A good inpatient or residential rehab will have a strong program of aftercare, consisting of continuing psychiatric care for a minimum of one year after the patient leaves active treatment. Aftercare must also include ensuring the client is engaged in self-help sobriety groups, medical care or mental health therapy if needed, and even a vocational program. Relapse rates after therapy can be over 50% within one year, so any type of successful treatment must include comprehensive relapse prevention and aftercare programs.
Does the program start with detoxification?
Some residential or inpatient treatment programs expect people to detox from all drugs before their treatment program. In cases of severe and long-term use or acute overdose, this is not a safe choice and withdrawal must be managed in a hospitalized setting. Some people with consistent and severe mental disease might have an abrupt decline of their psychiatric disorders throughout withdrawal, leading them to be a threat to themselves or other people.
Are there other crucial attributes of the program to think about?
Some inpatient and residential rehab centers just treat one sex or certain age groups of patients. Others are open just to individuals without a considerable criminal history. Some programs have constraints on visitors or may restrict a client’s accessibility to telephone, television, internet, and so on. They slowly provide these things as privileges for achieving particular program milestones. Some programs provide personal bedrooms, while others are dormitory-style or offer only shared rooms. These may be important issues to consider prior to admission.
What is the cost of the program and what are the payment options?
Numerous long-time problem drinkers and addicts have lost their jobs and medical insurance benefits, leaving them with few choices to pay for treatment. Residential and inpatient care costs differ widely, based on the way they are funded. Even patients that still have coverage find their insurance coverage varies greatly, based on the kind and size of rehab. If a person has health insurance coverage, contact the insurance company to discover what they cover.
Talk about your choices for treatment, including inpatient and residential treatment, copays, deductibles and out-of-pocket expenses. Talk with the treatment facilities to see if they have choices for funding the remainder. Many programs offer payment plans.

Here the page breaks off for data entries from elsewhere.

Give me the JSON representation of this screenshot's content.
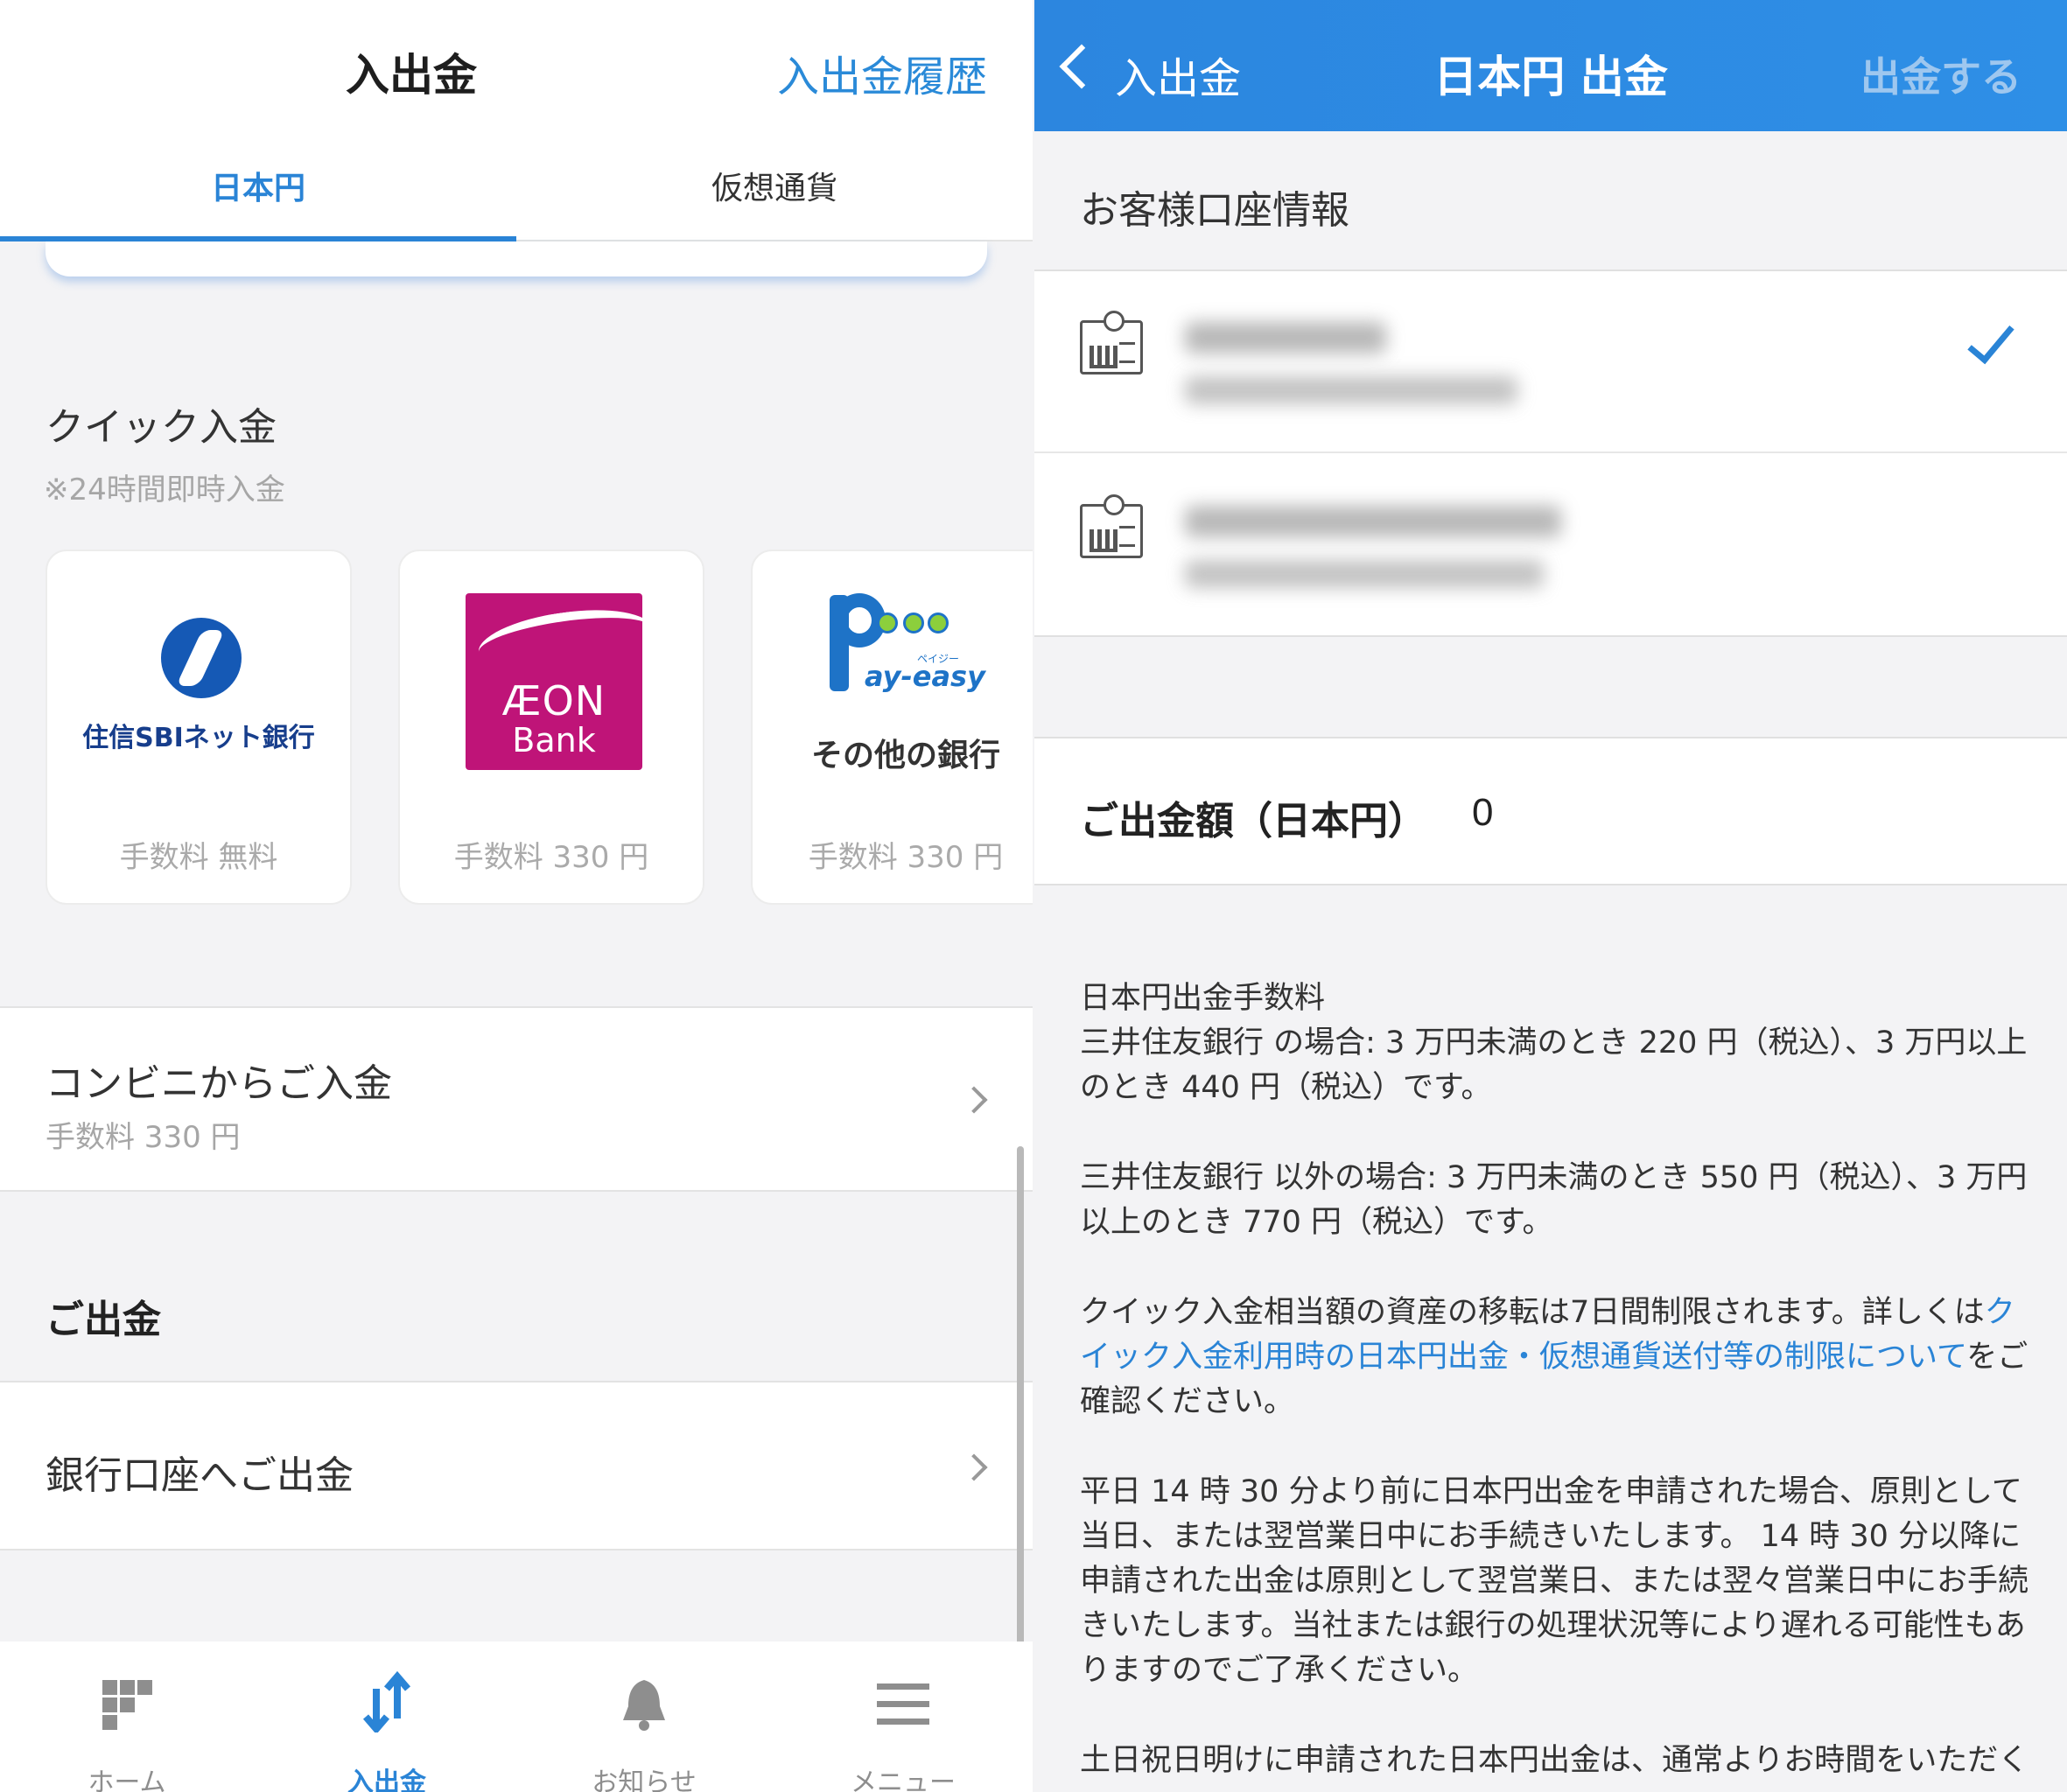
{
  "left": {
    "title": "入出金",
    "history_link": "入出金履歴",
    "tabs": [
      {
        "label": "日本円",
        "active": true
      },
      {
        "label": "仮想通貨",
        "active": false
      }
    ],
    "quick_deposit": {
      "title": "クイック入金",
      "note": "※24時間即時入金",
      "banks": [
        {
          "name": "住信SBIネット銀行",
          "fee": "手数料 無料",
          "icon": "sbi-logo-icon"
        },
        {
          "logo_text": "ÆON",
          "logo_text2": "Bank",
          "fee": "手数料 330 円",
          "icon": "aeon-bank-logo-icon"
        },
        {
          "logo_text": "ay-easy",
          "logo_small": "ペイジー",
          "name": "その他の銀行",
          "fee": "手数料 330 円",
          "icon": "pay-easy-logo-icon"
        }
      ]
    },
    "convenience": {
      "title": "コンビニからご入金",
      "fee": "手数料 330 円"
    },
    "withdraw_heading": "ご出金",
    "bank_withdraw": {
      "title": "銀行口座へご出金"
    },
    "tabbar": [
      {
        "label": "ホーム",
        "icon": "grid-home-icon",
        "active": false
      },
      {
        "label": "入出金",
        "icon": "transfer-arrows-icon",
        "active": true
      },
      {
        "label": "お知らせ",
        "icon": "bell-icon",
        "active": false
      },
      {
        "label": "メニュー",
        "icon": "hamburger-menu-icon",
        "active": false
      }
    ]
  },
  "right": {
    "back_label": "入出金",
    "title": "日本円 出金",
    "action": "出金する",
    "account_heading": "お客様口座情報",
    "accounts": [
      {
        "icon": "bank-account-icon",
        "selected": true
      },
      {
        "icon": "bank-account-icon",
        "selected": false
      }
    ],
    "amount": {
      "label": "ご出金額（日本円）",
      "value": "0"
    },
    "notes": {
      "fee_heading": "日本円出金手数料",
      "fee_smbc": "三井住友銀行 の場合: 3 万円未満のとき 220 円（税込）、3 万円以上のとき 440 円（税込）です。",
      "fee_other": "三井住友銀行 以外の場合: 3 万円未満のとき 550 円（税込）、3 万円以上のとき 770 円（税込）です。",
      "quick_pre": "クイック入金相当額の資産の移転は7日間制限されます。詳しくは",
      "quick_link": "クイック入金利用時の日本円出金・仮想通貨送付等の制限について",
      "quick_post": "をご確認ください。",
      "timing": "平日 14 時 30 分より前に日本円出金を申請された場合、原則として当日、または翌営業日中にお手続きいたします。 14 時 30 分以降に申請された出金は原則として翌営業日、または翌々営業日中にお手続きいたします。当社または銀行の処理状況等により遅れる可能性もありますのでご了承ください。",
      "weekend": "土日祝日明けに申請された日本円出金は、通常よりお時間をいただく"
    }
  },
  "colors": {
    "accent": "#2a84d6",
    "aeon": "#bf1478",
    "sbi": "#1559b5"
  }
}
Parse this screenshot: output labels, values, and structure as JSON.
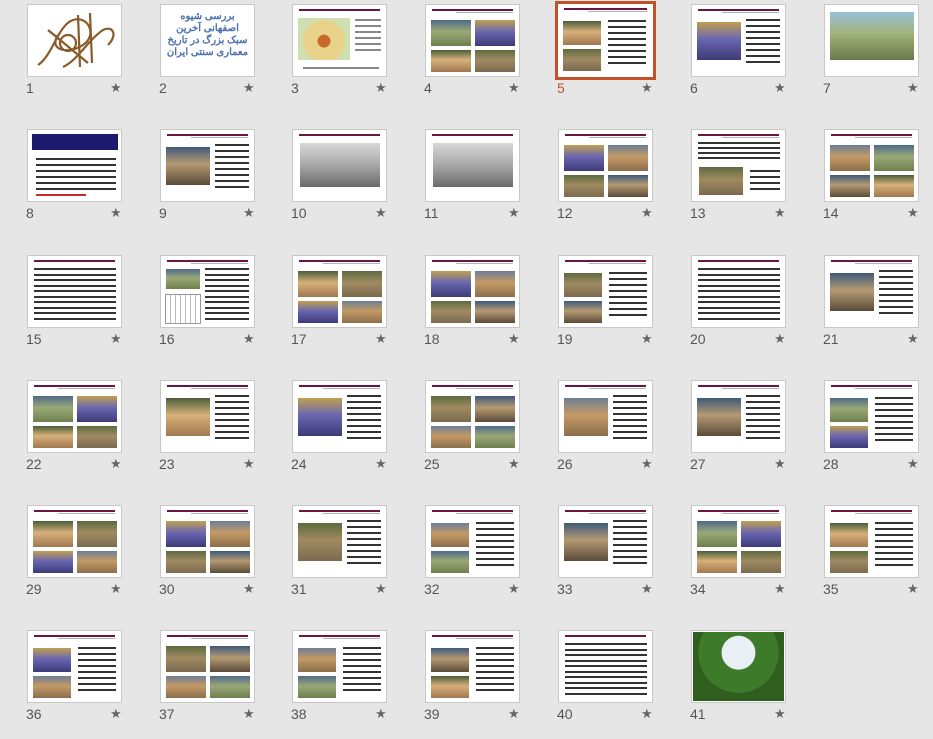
{
  "slide_panel": {
    "selected_slide": 5,
    "slide2_title": "بررسی شیوه اصفهانی آخرین سبک بزرگ در تاریخ معماری سنتی ایران",
    "slides": [
      {
        "number": "1",
        "star": "★",
        "kind": "logo"
      },
      {
        "number": "2",
        "star": "★",
        "kind": "title"
      },
      {
        "number": "3",
        "star": "★",
        "kind": "map"
      },
      {
        "number": "4",
        "star": "★",
        "kind": "photos"
      },
      {
        "number": "5",
        "star": "★",
        "kind": "photos-text"
      },
      {
        "number": "6",
        "star": "★",
        "kind": "photo-text"
      },
      {
        "number": "7",
        "star": "★",
        "kind": "aerial"
      },
      {
        "number": "8",
        "star": "★",
        "kind": "text-blue"
      },
      {
        "number": "9",
        "star": "★",
        "kind": "photo-text"
      },
      {
        "number": "10",
        "star": "★",
        "kind": "old-photo"
      },
      {
        "number": "11",
        "star": "★",
        "kind": "old-photo"
      },
      {
        "number": "12",
        "star": "★",
        "kind": "photos"
      },
      {
        "number": "13",
        "star": "★",
        "kind": "text-photo"
      },
      {
        "number": "14",
        "star": "★",
        "kind": "photos"
      },
      {
        "number": "15",
        "star": "★",
        "kind": "text"
      },
      {
        "number": "16",
        "star": "★",
        "kind": "plan-text"
      },
      {
        "number": "17",
        "star": "★",
        "kind": "photos"
      },
      {
        "number": "18",
        "star": "★",
        "kind": "photos"
      },
      {
        "number": "19",
        "star": "★",
        "kind": "photos-text"
      },
      {
        "number": "20",
        "star": "★",
        "kind": "text"
      },
      {
        "number": "21",
        "star": "★",
        "kind": "photo-text"
      },
      {
        "number": "22",
        "star": "★",
        "kind": "photos"
      },
      {
        "number": "23",
        "star": "★",
        "kind": "photo-text"
      },
      {
        "number": "24",
        "star": "★",
        "kind": "photo-text"
      },
      {
        "number": "25",
        "star": "★",
        "kind": "photos"
      },
      {
        "number": "26",
        "star": "★",
        "kind": "photo-text"
      },
      {
        "number": "27",
        "star": "★",
        "kind": "photo-text"
      },
      {
        "number": "28",
        "star": "★",
        "kind": "photos-text"
      },
      {
        "number": "29",
        "star": "★",
        "kind": "photos"
      },
      {
        "number": "30",
        "star": "★",
        "kind": "photos"
      },
      {
        "number": "31",
        "star": "★",
        "kind": "photo-text"
      },
      {
        "number": "32",
        "star": "★",
        "kind": "photos-text"
      },
      {
        "number": "33",
        "star": "★",
        "kind": "photo-text"
      },
      {
        "number": "34",
        "star": "★",
        "kind": "photos"
      },
      {
        "number": "35",
        "star": "★",
        "kind": "photos-text"
      },
      {
        "number": "36",
        "star": "★",
        "kind": "photos-text"
      },
      {
        "number": "37",
        "star": "★",
        "kind": "photos"
      },
      {
        "number": "38",
        "star": "★",
        "kind": "photos-text"
      },
      {
        "number": "39",
        "star": "★",
        "kind": "photos-text"
      },
      {
        "number": "40",
        "star": "★",
        "kind": "text"
      },
      {
        "number": "41",
        "star": "★",
        "kind": "garden"
      }
    ]
  },
  "colors": {
    "selection_border": "#c4502a",
    "background": "#e6e6e6",
    "header_bar": "#6b1640"
  }
}
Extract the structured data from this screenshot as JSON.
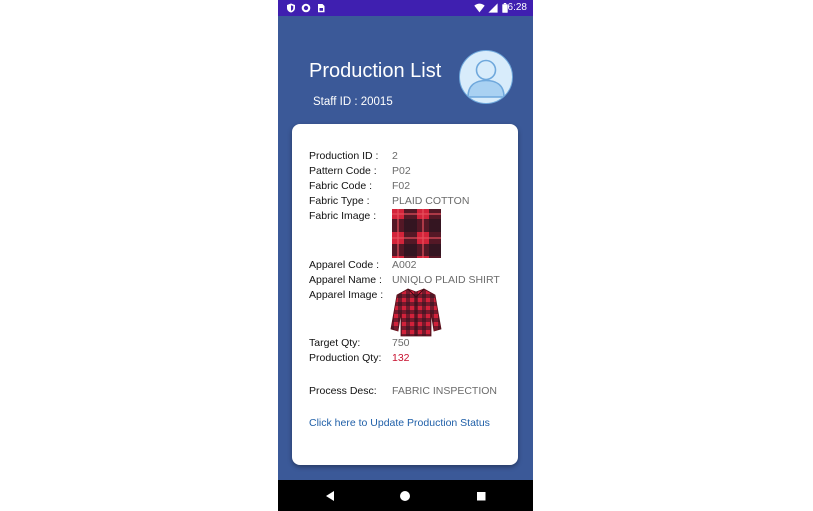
{
  "status_bar": {
    "time": "6:28",
    "left_icons": [
      "shield-icon",
      "record-icon",
      "sim-card-icon"
    ],
    "right_icons": [
      "wifi-icon",
      "signal-icon",
      "battery-icon"
    ]
  },
  "header": {
    "title": "Production List",
    "staff_label": "Staff ID :",
    "staff_id": "20015",
    "avatar_icon": "user-avatar-icon"
  },
  "details": {
    "production_id": {
      "label": "Production ID :",
      "value": "2"
    },
    "pattern_code": {
      "label": "Pattern Code :",
      "value": "P02"
    },
    "fabric_code": {
      "label": "Fabric Code :",
      "value": "F02"
    },
    "fabric_type": {
      "label": "Fabric Type :",
      "value": "PLAID COTTON"
    },
    "fabric_image": {
      "label": "Fabric Image :"
    },
    "apparel_code": {
      "label": "Apparel Code :",
      "value": "A002"
    },
    "apparel_name": {
      "label": "Apparel Name :",
      "value": "UNIQLO PLAID SHIRT"
    },
    "apparel_image": {
      "label": "Apparel Image :"
    },
    "target_qty": {
      "label": "Target Qty:",
      "value": "750"
    },
    "production_qty": {
      "label": "Production Qty:",
      "value": "132"
    },
    "process_desc": {
      "label": "Process Desc:",
      "value": "FABRIC INSPECTION"
    }
  },
  "update_link": "Click here to Update Production Status",
  "colors": {
    "status_bar": "#3f1fb0",
    "background": "#3b5998",
    "link": "#1f5fa8",
    "production_qty": "#c8102e"
  },
  "nav": [
    "back-icon",
    "home-icon",
    "recents-icon"
  ]
}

Patients without insurance coverage might qualify for Medicaid or Medicare funding. Commonly, the rehab center can assist with this application. Call the Substance Abuse and Mental Health Services Administration (SAMHSA). They are a superb source of details concerning numerous rehab programs along with payment and financing options for recovery.
Where to Find Inpatient Substance Abuse Rehabilitation Services.
Virtually every state has information for inpatient and residential drug abuse rehabs. Do an Internet look for your state + “inpatient substance abuse rehabilitation” or your state + “inpatient alcohol treatment” and discover a link to the state’s network of treatment facilities. Find the link ending with.gov instead of one of the sponsored links on top of the search page. Here are various other superb resources to find inpatient drug rehab centers in your area:
NIDA– the National Institute on Drug Abuse, supplies a wide range of info, links and other information to assist families and individuals.
The American Society for Addiction Medicine (ASAM) supports Addiction Medicine Doctors who deal with drug and alcohol addicts throughout recovery. Their website on treatment offers addicts, problem drinkers and their families a variety of sources concerning treatment options, questions to ask and info needed to continue in recovery.
Inpatient treatment for Veteran’s is available with the V.A. Health Services.
Numerous therapy centers accept state Medicaid payments. A list of these programs is located at the Medicaid.gov website. You should likewise check with both your state Medicaid and with the facility prior to entering treatment.